Exercise brief:
From first line to last, retype the data exactly.

Data section:
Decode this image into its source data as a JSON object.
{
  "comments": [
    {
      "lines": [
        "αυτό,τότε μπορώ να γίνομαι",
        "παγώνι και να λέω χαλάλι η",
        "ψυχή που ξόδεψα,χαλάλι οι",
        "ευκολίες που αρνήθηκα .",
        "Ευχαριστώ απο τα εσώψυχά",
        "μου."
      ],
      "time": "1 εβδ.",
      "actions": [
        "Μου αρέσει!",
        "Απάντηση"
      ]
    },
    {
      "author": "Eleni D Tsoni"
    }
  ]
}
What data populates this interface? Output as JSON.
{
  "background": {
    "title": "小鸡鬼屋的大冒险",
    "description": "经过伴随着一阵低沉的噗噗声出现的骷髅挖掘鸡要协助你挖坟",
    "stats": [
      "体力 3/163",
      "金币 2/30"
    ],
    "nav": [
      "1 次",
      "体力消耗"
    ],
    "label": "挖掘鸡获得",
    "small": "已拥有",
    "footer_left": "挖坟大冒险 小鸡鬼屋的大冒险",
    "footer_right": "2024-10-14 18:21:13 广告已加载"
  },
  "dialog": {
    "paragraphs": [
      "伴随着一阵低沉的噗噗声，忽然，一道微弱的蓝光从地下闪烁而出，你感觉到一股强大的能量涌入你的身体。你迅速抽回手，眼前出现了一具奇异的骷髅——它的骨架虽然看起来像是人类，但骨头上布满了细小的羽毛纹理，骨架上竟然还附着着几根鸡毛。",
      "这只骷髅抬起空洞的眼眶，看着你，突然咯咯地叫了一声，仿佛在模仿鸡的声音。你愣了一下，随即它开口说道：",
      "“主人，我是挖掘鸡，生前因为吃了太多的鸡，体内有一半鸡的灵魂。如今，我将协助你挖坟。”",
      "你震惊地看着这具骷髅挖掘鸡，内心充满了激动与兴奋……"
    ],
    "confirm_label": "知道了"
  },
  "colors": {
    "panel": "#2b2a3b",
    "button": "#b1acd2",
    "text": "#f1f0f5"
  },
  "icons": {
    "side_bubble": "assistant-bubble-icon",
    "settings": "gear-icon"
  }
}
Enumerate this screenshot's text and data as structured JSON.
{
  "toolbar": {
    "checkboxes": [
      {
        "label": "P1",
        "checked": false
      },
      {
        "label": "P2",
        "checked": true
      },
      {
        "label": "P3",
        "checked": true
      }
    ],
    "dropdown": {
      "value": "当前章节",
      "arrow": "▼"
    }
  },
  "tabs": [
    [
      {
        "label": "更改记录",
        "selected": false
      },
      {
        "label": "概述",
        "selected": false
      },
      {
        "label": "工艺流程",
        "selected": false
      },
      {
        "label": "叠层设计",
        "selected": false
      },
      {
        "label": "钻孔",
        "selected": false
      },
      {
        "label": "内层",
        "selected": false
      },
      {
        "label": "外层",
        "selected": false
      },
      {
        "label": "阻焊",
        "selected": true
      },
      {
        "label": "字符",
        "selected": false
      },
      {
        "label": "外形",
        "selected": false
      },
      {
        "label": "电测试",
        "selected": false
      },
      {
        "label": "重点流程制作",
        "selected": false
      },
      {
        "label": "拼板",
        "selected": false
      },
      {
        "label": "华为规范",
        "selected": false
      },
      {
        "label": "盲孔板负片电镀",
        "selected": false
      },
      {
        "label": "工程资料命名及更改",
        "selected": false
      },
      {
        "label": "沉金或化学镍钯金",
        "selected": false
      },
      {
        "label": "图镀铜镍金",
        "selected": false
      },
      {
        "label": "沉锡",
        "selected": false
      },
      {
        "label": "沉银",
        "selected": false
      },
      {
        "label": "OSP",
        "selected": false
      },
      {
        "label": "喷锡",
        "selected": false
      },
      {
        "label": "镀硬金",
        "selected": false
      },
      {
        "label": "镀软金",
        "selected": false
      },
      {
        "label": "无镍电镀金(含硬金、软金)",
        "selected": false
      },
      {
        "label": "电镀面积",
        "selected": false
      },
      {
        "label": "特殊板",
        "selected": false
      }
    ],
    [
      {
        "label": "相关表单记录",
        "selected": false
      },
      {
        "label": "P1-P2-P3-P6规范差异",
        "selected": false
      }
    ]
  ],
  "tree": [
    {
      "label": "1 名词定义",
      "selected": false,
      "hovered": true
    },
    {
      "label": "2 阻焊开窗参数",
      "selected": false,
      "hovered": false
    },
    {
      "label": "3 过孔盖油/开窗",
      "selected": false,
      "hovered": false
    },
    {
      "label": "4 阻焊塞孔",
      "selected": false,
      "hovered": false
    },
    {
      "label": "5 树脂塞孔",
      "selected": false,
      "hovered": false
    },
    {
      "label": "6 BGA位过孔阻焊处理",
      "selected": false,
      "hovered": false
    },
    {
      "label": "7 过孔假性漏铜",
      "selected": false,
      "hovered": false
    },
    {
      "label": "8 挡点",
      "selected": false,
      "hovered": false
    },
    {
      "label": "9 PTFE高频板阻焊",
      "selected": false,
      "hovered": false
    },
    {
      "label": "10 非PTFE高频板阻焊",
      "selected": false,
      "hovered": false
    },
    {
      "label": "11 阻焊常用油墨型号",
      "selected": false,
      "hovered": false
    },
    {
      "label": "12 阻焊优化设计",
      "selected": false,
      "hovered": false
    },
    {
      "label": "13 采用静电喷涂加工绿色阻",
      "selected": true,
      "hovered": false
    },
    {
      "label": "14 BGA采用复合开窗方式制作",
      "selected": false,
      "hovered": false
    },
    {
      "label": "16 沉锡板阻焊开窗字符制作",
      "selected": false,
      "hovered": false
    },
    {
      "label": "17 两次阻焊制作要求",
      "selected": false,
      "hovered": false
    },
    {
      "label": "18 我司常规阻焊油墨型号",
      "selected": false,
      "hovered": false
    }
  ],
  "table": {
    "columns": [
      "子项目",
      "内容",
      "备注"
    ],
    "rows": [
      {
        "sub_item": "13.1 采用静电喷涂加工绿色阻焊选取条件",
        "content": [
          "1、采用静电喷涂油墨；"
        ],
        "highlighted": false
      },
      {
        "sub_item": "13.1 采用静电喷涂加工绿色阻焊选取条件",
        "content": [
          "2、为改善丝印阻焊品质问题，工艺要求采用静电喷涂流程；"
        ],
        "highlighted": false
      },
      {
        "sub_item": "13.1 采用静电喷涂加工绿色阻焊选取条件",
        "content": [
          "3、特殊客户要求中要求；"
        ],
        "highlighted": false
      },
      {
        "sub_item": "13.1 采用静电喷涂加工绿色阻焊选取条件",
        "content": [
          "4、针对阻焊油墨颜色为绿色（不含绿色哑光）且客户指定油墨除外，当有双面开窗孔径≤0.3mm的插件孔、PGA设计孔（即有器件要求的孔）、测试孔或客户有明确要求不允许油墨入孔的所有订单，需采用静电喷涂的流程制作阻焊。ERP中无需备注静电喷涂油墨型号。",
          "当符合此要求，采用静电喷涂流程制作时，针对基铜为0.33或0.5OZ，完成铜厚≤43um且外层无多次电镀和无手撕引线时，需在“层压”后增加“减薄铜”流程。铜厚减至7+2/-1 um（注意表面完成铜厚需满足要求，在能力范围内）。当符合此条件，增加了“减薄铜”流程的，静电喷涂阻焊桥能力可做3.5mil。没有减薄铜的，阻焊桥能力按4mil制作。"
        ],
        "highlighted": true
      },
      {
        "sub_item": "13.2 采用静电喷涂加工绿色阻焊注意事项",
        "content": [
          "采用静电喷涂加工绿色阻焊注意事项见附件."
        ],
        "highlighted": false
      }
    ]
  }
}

Solution:
Decode this image into its source data as a JSON object.
{
  "comments": [
    {
      "lines": [
        "αυτό,τότε μπορώ να γίνομαι",
        "παγώνι και να λέω χαλάλι η",
        "ψυχή που ξόδεψα,χαλάλι οι",
        "ευκολίες που αρνήθηκα .",
        "Ευχαριστώ απο τα εσώψυχά",
        "μου."
      ],
      "time": "1 εβδ.",
      "actions": [
        "Μου αρέσει!",
        "Απάντηση"
      ]
    },
    {
      "author": "Eleni D Tsoni"
    }
  ]
}
What data populates this interface? Output as JSON.
{
  "background": {
    "title": "小鸡鬼屋的大冒险",
    "description": "经过伴随着一阵低沉的噗噗声出现的骷髅挖掘鸡要协助你挖坟",
    "stats": [
      "体力 3/163",
      "金币 2/30"
    ],
    "nav": [
      "1 次",
      "体力消耗"
    ],
    "label": "挖掘鸡获得",
    "small": "已拥有",
    "footer_left": "挖坟大冒险 小鸡鬼屋的大冒险",
    "footer_right": "2024-10-14 18:21:13 广告已加载"
  },
  "dialog": {
    "paragraphs": [
      "伴随着一阵低沉的噗噗声，忽然，一道微弱的蓝光从地下闪烁而出，你感觉到一股强大的能量涌入你的身体。你迅速抽回手，眼前出现了一具奇异的骷髅——它的骨架虽然看起来像是人类，但骨头上布满了细小的羽毛纹理，骨架上竟然还附着着几根鸡毛。",
      "这只骷髅抬起空洞的眼眶，看着你，突然咯咯地叫了一声，仿佛在模仿鸡的声音。你愣了一下，随即它开口说道：",
      "“主人，我是挖掘鸡，生前因为吃了太多的鸡，体内有一半鸡的灵魂。如今，我将协助你挖坟。”",
      "你震惊地看着这具骷髅挖掘鸡，内心充满了激动与兴奋……"
    ],
    "confirm_label": "知道了"
  },
  "colors": {
    "panel": "#2b2a3b",
    "button": "#b1acd2",
    "text": "#f1f0f5"
  },
  "icons": {
    "side_bubble": "assistant-bubble-icon",
    "settings": "gear-icon"
  }
}
Enumerate this screenshot's text and data as structured JSON.
{
  "toolbar": {
    "checkboxes": [
      {
        "label": "P1",
        "checked": false
      },
      {
        "label": "P2",
        "checked": true
      },
      {
        "label": "P3",
        "checked": true
      }
    ],
    "dropdown": {
      "value": "当前章节",
      "arrow": "▼"
    }
  },
  "tabs": [
    [
      {
        "label": "更改记录",
        "selected": false
      },
      {
        "label": "概述",
        "selected": false
      },
      {
        "label": "工艺流程",
        "selected": false
      },
      {
        "label": "叠层设计",
        "selected": false
      },
      {
        "label": "钻孔",
        "selected": false
      },
      {
        "label": "内层",
        "selected": false
      },
      {
        "label": "外层",
        "selected": false
      },
      {
        "label": "阻焊",
        "selected": true
      },
      {
        "label": "字符",
        "selected": false
      },
      {
        "label": "外形",
        "selected": false
      },
      {
        "label": "电测试",
        "selected": false
      },
      {
        "label": "重点流程制作",
        "selected": false
      },
      {
        "label": "拼板",
        "selected": false
      },
      {
        "label": "华为规范",
        "selected": false
      },
      {
        "label": "盲孔板负片电镀",
        "selected": false
      },
      {
        "label": "工程资料命名及更改",
        "selected": false
      },
      {
        "label": "沉金或化学镍钯金",
        "selected": false
      },
      {
        "label": "图镀铜镍金",
        "selected": false
      },
      {
        "label": "沉锡",
        "selected": false
      },
      {
        "label": "沉银",
        "selected": false
      },
      {
        "label": "OSP",
        "selected": false
      },
      {
        "label": "喷锡",
        "selected": false
      },
      {
        "label": "镀硬金",
        "selected": false
      },
      {
        "label": "镀软金",
        "selected": false
      },
      {
        "label": "无镍电镀金(含硬金、软金)",
        "selected": false
      },
      {
        "label": "电镀面积",
        "selected": false
      },
      {
        "label": "特殊板",
        "selected": false
      }
    ],
    [
      {
        "label": "相关表单记录",
        "selected": false
      },
      {
        "label": "P1-P2-P3-P6规范差异",
        "selected": false
      }
    ]
  ],
  "tree": [
    {
      "label": "1 名词定义",
      "selected": false,
      "hovered": true
    },
    {
      "label": "2 阻焊开窗参数",
      "selected": false,
      "hovered": false
    },
    {
      "label": "3 过孔盖油/开窗",
      "selected": false,
      "hovered": false
    },
    {
      "label": "4 阻焊塞孔",
      "selected": false,
      "hovered": false
    },
    {
      "label": "5 树脂塞孔",
      "selected": false,
      "hovered": false
    },
    {
      "label": "6 BGA位过孔阻焊处理",
      "selected": false,
      "hovered": false
    },
    {
      "label": "7 过孔假性漏铜",
      "selected": false,
      "hovered": false
    },
    {
      "label": "8 挡点",
      "selected": false,
      "hovered": false
    },
    {
      "label": "9 PTFE高频板阻焊",
      "selected": false,
      "hovered": false
    },
    {
      "label": "10 非PTFE高频板阻焊",
      "selected": false,
      "hovered": false
    },
    {
      "label": "11 阻焊常用油墨型号",
      "selected": false,
      "hovered": false
    },
    {
      "label": "12 阻焊优化设计",
      "selected": false,
      "hovered": false
    },
    {
      "label": "13 采用静电喷涂加工绿色阻",
      "selected": true,
      "hovered": false
    },
    {
      "label": "14 BGA采用复合开窗方式制作",
      "selected": false,
      "hovered": false
    },
    {
      "label": "16 沉锡板阻焊开窗字符制作",
      "selected": false,
      "hovered": false
    },
    {
      "label": "17 两次阻焊制作要求",
      "selected": false,
      "hovered": false
    },
    {
      "label": "18 我司常规阻焊油墨型号",
      "selected": false,
      "hovered": false
    }
  ],
  "table": {
    "columns": [
      "子项目",
      "内容",
      "备注"
    ],
    "rows": [
      {
        "sub_item": "13.1 采用静电喷涂加工绿色阻焊选取条件",
        "content": [
          "1、采用静电喷涂油墨；"
        ],
        "highlighted": false
      },
      {
        "sub_item": "13.1 采用静电喷涂加工绿色阻焊选取条件",
        "content": [
          "2、为改善丝印阻焊品质问题，工艺要求采用静电喷涂流程；"
        ],
        "highlighted": false
      },
      {
        "sub_item": "13.1 采用静电喷涂加工绿色阻焊选取条件",
        "content": [
          "3、特殊客户要求中要求；"
        ],
        "highlighted": false
      },
      {
        "sub_item": "13.1 采用静电喷涂加工绿色阻焊选取条件",
        "content": [
          "4、针对阻焊油墨颜色为绿色（不含绿色哑光）且客户指定油墨除外，当有双面开窗孔径≤0.3mm的插件孔、PGA设计孔（即有器件要求的孔）、测试孔或客户有明确要求不允许油墨入孔的所有订单，需采用静电喷涂的流程制作阻焊。ERP中无需备注静电喷涂油墨型号。",
          "当符合此要求，采用静电喷涂流程制作时，针对基铜为0.33或0.5OZ，完成铜厚≤43um且外层无多次电镀和无手撕引线时，需在“层压”后增加“减薄铜”流程。铜厚减至7+2/-1 um（注意表面完成铜厚需满足要求，在能力范围内）。当符合此条件，增加了“减薄铜”流程的，静电喷涂阻焊桥能力可做3.5mil。没有减薄铜的，阻焊桥能力按4mil制作。"
        ],
        "highlighted": true
      },
      {
        "sub_item": "13.2 采用静电喷涂加工绿色阻焊注意事项",
        "content": [
          "采用静电喷涂加工绿色阻焊注意事项见附件."
        ],
        "highlighted": false
      }
    ]
  }
}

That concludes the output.